NIH Blueprint for neuroscience cre-driver mice

The NIH Blueprint for Neuroscience Research has funded the development of hundreds of well-characterized and brain-specific Cre-expressing mouse strains on a C57BL/6J background (see the following two websites: neuroscienceblueprint and credrivermice). Approximately 100 of these strains will be distributed through JAX.

Allen Institute for Brain Science cre-driver mice

The Allen Institute for Brain Science (AIBS) is generating hundreds of strains in which Cre expression will be controlled by specific cortical cell promoters (mouse/brain map). About 100 of these strains will be available from JAX.

Characterization of brain Cre activity

The AIBS has also developed a high-throughput platform (similar to the Allen Brain Atlas) of in situ reporter gene assays for assessing Cre activity in serial brain sections of the adult mouse. All of the brain-specific Cre-expressing lines that JAX distributes or will distribute, including those coming from the NIH Blueprint Project and those developed at the AIBS, will be assayed, producing a comprehensive data set generated with a common protocol.

Non-neuronal Cre characterization

The Jackson Laboratory Genetic Resource Science group is comprehensively characterizing developmental and non-neuronal Cre activity in Cre-expressing JAX® Mice strains. This includes monitoring Cre reporter activity at several developmental time points in a wide array of tissue types, validating the deletion of an independent conditional allele, and evaluating potential Cre-related toxicity. The resulting data will either supplement or validate published expression patterns, thereby providing essential quality control.

Cre expression database

To facilitate identifying the appropriate Cre-expressing strains for your research, JAX Repository and Mouse Genome Informatics staff have developed a Cre expression database released in 2009. The web interface will allow you to use terms from the hierarchical Mouse Anatomical Dictionary to search for strains by site of Cre expression and will provide links to phenotypic characteristics of mice produced by mating Cre-expressing lines to strains with floxed alleles.

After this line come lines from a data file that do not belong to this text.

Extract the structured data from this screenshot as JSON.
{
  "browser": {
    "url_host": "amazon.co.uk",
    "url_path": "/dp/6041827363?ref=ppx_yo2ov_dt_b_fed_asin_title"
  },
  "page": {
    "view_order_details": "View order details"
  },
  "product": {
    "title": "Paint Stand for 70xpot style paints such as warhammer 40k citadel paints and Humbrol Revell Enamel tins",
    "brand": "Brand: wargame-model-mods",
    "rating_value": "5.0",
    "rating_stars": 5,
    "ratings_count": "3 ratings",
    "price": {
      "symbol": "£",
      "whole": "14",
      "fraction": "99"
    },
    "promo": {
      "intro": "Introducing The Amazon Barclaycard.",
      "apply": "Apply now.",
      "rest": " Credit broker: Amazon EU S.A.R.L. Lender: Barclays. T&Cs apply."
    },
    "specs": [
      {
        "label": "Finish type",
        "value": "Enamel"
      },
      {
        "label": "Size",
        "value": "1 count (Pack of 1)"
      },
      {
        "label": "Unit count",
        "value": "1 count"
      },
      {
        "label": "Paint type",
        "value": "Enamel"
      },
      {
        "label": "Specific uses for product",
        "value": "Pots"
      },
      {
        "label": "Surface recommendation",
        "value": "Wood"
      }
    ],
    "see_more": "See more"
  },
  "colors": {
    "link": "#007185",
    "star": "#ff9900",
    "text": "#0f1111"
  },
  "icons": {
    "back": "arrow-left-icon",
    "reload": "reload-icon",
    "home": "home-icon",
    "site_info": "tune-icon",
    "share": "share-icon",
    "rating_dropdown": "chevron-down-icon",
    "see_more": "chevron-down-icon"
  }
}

The database includes information from the published literature, the AIBS and NIH Blueprint projects described above, JAX data characterizing developmental stage and non-neuronal Cre expression, and (when available) unpublished data from donating investigators.

Neuronal reporter strains

Reporter genes, such as those encoding lacZ or green, yellow and red fluorescent proteins (GFP, YFP, and RFP), allow researchers to examine the timing and location of gene expression within a tissue, embryo or adult. JAX distributes numerous reporter strains, including the Brainbow mice, a set of increasingly popular and powerful tools for identifying the cells involved in the brain's neural circuitry.

JAX now distributes channelrhodopsin transgenic strains, such as B6.Cg-Tg(Thy1-COP4/EYFP)18Gfng/J (007612) and B6.Cg-Tg(Thy1-COP4/EYFP)9Gfng/J (007615). Both strains express the light-activated ion channel, channelrhodopsin-2 (from the green alga Chlamydomonas reinhardtii), fused to YFP and controlled by the mouse thymus cell antigen 1 (Thy1) promoter. Each expresses the transgene in a unique subset of brain neurons and may be used to map neural circuitry ex vivo and in vivo.

JAX also distributes over 160 JAX® Mice strains incorporating the lacZ reporter system, a reporter system in which a blue dye indicates gene expression. Many of these strains may be used in neurobiology research.

As with Cre-expressing strains, sites of expression for JAX® Mice fluorescent protein-expressing strains are available from our research tools web page.

The Jackson Laboratory's growing collection of research tool strains and resources is sure to advance neurobiology research forward.


Dymecki SM, Kim JC. 2007. Molecular neuroanatomy's "Three Gs": a primer. Neuron 54:17-34.

Gavériaux-Ruff C, Kieffer BL. 2007. Conditional gene targeting in the mouse nervous system: Insights into brain function and diseases. Pharmacol Ther Pharmacol Ther 113:619-34.